Opposition to the Cyber Intelligence Sharing and Protection Act (CISPA) has already forced changes to the bill but this opposition might end up sending it back to the drawing board.
The White House Office of Management and Budget has issued a lengthy statement in opposition to the bill, which includes a veto threat. OMB says the bill "departs from longstanding efforts to treat the Internet and cyberspace as civilian spheres."
The grounds for the White House opposition are substantial:
- "H.R. 3523 fails to provide authorities to ensure that the Nation's core critical infrastructure is protected while repealing important provisions of electronic surveillance law without instituting corresponding privacy, confidentiality, and civil liberties safeguards. [...]"
- "The bill also lacks sufficient limitations on the sharing of personally identifiable information between private entities and does not contain adequate oversight or accountability measures necessary to ensure that the data is used only for appropriate purposes. [...]"
- It would "inappropriately shield companies from any suits where a company's actions are based on cyber threat information identified, obtained, or shared under this bill, regardless of whether that action otherwise violated Federal criminal law or results in damage or loss of life. [...]"
- And finally, it "effectively treats domestic cybersecurity as an intelligence activity and thus, significantly departs from longstanding efforts to treat the Internet and cyberspace as civilian spheres. [...]"
"If H.R. 3523 were presented to the President, his senior advisors would recommend that he veto the bill," OMB said. As of this morning, the bill was slated to be voted on Friday. No word yet whether this development will change that. Let's not take any chances.
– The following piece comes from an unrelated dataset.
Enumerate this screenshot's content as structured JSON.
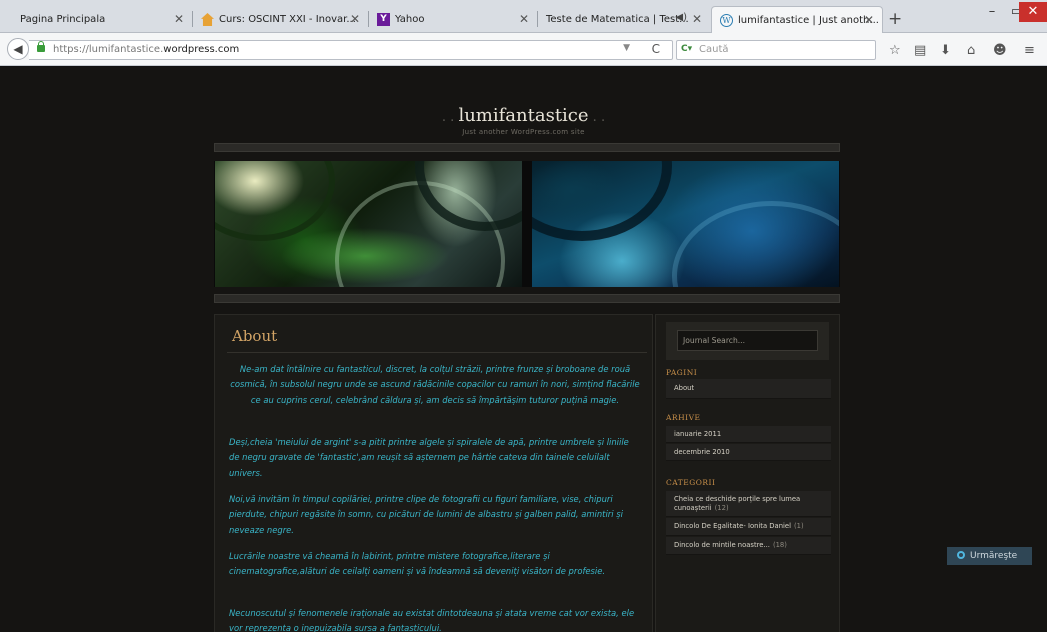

“The basis for the Administration's view is mostly based on the lack of critical infrastructure regulation, something outside of our jurisdiction. We would also draw the White House's attention to the substantial package of privacy and civil liberties improvement announced yesterday which will be added to the bill on the floor. The SAP was limited to the bill in "its current form"—however, as the bipartisan managers of the bill announced yesterday—they have agreed to a package of amendments that address nearly every single one of the criticisms leveled by the Administration, particularly those regarding privacy and civil liberties of Americans. Congress must lead on this critical issue and we hope the White House will join us."Since when is regulation outside of Congress's jurisidiction? It's in the Senate version of the bill. Privacy concerns, like the fact that collected data would go to intelligence agencies when it shouldn't go beyond Homeland Security, haven't been answered in the changes, nor has immunity for private companies for liability in misusing data. They're lying.